[Dataset content — start]
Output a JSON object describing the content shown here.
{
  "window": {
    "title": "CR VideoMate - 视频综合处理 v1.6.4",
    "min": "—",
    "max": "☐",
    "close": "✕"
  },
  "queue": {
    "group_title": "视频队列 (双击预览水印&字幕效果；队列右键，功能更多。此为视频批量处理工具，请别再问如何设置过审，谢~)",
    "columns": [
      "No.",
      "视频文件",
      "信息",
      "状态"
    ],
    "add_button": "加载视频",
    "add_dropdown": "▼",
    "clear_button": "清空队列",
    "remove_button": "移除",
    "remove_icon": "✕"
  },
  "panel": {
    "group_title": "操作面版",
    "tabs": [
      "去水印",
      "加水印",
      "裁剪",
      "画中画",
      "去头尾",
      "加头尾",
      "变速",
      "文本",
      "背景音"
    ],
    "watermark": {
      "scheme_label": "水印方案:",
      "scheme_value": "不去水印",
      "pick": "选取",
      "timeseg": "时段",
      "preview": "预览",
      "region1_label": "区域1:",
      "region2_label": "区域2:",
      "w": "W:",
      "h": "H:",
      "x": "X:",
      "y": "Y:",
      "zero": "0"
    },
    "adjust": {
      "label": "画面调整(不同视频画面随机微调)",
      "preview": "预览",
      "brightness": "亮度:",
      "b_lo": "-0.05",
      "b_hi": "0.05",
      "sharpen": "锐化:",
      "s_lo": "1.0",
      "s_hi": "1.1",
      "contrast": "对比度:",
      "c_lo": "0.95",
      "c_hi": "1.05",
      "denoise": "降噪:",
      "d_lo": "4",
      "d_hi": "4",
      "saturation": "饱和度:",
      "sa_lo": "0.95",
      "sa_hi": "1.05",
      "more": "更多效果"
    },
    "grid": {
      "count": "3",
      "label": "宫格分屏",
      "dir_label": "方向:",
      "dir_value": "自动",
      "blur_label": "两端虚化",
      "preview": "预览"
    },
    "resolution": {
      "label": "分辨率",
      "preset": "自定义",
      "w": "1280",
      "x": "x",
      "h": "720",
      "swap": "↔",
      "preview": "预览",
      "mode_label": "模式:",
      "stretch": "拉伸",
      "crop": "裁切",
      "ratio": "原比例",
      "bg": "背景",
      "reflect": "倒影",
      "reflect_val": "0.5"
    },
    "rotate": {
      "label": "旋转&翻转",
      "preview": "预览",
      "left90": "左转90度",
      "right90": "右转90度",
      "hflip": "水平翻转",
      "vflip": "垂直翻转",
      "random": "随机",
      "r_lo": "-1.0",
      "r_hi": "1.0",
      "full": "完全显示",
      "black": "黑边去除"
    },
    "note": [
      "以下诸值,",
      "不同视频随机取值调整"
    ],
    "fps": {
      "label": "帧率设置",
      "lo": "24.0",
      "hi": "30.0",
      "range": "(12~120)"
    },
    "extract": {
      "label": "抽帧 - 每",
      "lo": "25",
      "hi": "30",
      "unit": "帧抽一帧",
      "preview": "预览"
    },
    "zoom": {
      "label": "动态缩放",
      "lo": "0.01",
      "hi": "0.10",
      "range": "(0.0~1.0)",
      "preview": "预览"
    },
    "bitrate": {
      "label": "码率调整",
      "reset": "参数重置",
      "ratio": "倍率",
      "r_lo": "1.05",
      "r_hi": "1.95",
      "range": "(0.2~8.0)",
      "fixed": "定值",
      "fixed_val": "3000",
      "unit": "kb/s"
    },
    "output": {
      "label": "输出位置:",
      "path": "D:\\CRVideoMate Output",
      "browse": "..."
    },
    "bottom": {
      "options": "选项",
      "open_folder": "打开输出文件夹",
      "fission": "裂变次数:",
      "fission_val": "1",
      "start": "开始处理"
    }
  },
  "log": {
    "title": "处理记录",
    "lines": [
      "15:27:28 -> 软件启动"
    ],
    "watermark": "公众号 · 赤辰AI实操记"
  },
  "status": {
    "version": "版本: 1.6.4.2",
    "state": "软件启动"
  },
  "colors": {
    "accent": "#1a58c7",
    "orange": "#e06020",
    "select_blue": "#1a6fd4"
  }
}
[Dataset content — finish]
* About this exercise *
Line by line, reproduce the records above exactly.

* Result of this task *
Output a JSON object describing the content shown here.
{
  "window": {
    "title": "CR VideoMate - 视频综合处理 v1.6.4",
    "min": "—",
    "max": "☐",
    "close": "✕"
  },
  "queue": {
    "group_title": "视频队列 (双击预览水印&字幕效果；队列右键，功能更多。此为视频批量处理工具，请别再问如何设置过审，谢~)",
    "columns": [
      "No.",
      "视频文件",
      "信息",
      "状态"
    ],
    "add_button": "加载视频",
    "add_dropdown": "▼",
    "clear_button": "清空队列",
    "remove_button": "移除",
    "remove_icon": "✕"
  },
  "panel": {
    "group_title": "操作面版",
    "tabs": [
      "去水印",
      "加水印",
      "裁剪",
      "画中画",
      "去头尾",
      "加头尾",
      "变速",
      "文本",
      "背景音"
    ],
    "watermark": {
      "scheme_label": "水印方案:",
      "scheme_value": "不去水印",
      "pick": "选取",
      "timeseg": "时段",
      "preview": "预览",
      "region1_label": "区域1:",
      "region2_label": "区域2:",
      "w": "W:",
      "h": "H:",
      "x": "X:",
      "y": "Y:",
      "zero": "0"
    },
    "adjust": {
      "label": "画面调整(不同视频画面随机微调)",
      "preview": "预览",
      "brightness": "亮度:",
      "b_lo": "-0.05",
      "b_hi": "0.05",
      "sharpen": "锐化:",
      "s_lo": "1.0",
      "s_hi": "1.1",
      "contrast": "对比度:",
      "c_lo": "0.95",
      "c_hi": "1.05",
      "denoise": "降噪:",
      "d_lo": "4",
      "d_hi": "4",
      "saturation": "饱和度:",
      "sa_lo": "0.95",
      "sa_hi": "1.05",
      "more": "更多效果"
    },
    "grid": {
      "count": "3",
      "label": "宫格分屏",
      "dir_label": "方向:",
      "dir_value": "自动",
      "blur_label": "两端虚化",
      "preview": "预览"
    },
    "resolution": {
      "label": "分辨率",
      "preset": "自定义",
      "w": "1280",
      "x": "x",
      "h": "720",
      "swap": "↔",
      "preview": "预览",
      "mode_label": "模式:",
      "stretch": "拉伸",
      "crop": "裁切",
      "ratio": "原比例",
      "bg": "背景",
      "reflect": "倒影",
      "reflect_val": "0.5"
    },
    "rotate": {
      "label": "旋转&翻转",
      "preview": "预览",
      "left90": "左转90度",
      "right90": "右转90度",
      "hflip": "水平翻转",
      "vflip": "垂直翻转",
      "random": "随机",
      "r_lo": "-1.0",
      "r_hi": "1.0",
      "full": "完全显示",
      "black": "黑边去除"
    },
    "note": [
      "以下诸值,",
      "不同视频随机取值调整"
    ],
    "fps": {
      "label": "帧率设置",
      "lo": "24.0",
      "hi": "30.0",
      "range": "(12~120)"
    },
    "extract": {
      "label": "抽帧 - 每",
      "lo": "25",
      "hi": "30",
      "unit": "帧抽一帧",
      "preview": "预览"
    },
    "zoom": {
      "label": "动态缩放",
      "lo": "0.01",
      "hi": "0.10",
      "range": "(0.0~1.0)",
      "preview": "预览"
    },
    "bitrate": {
      "label": "码率调整",
      "reset": "参数重置",
      "ratio": "倍率",
      "r_lo": "1.05",
      "r_hi": "1.95",
      "range": "(0.2~8.0)",
      "fixed": "定值",
      "fixed_val": "3000",
      "unit": "kb/s"
    },
    "output": {
      "label": "输出位置:",
      "path": "D:\\CRVideoMate Output",
      "browse": "..."
    },
    "bottom": {
      "options": "选项",
      "open_folder": "打开输出文件夹",
      "fission": "裂变次数:",
      "fission_val": "1",
      "start": "开始处理"
    }
  },
  "log": {
    "title": "处理记录",
    "lines": [
      "15:27:28 -> 软件启动"
    ],
    "watermark": "公众号 · 赤辰AI实操记"
  },
  "status": {
    "version": "版本: 1.6.4.2",
    "state": "软件启动"
  },
  "colors": {
    "accent": "#1a58c7",
    "orange": "#e06020",
    "select_blue": "#1a6fd4"
  }
}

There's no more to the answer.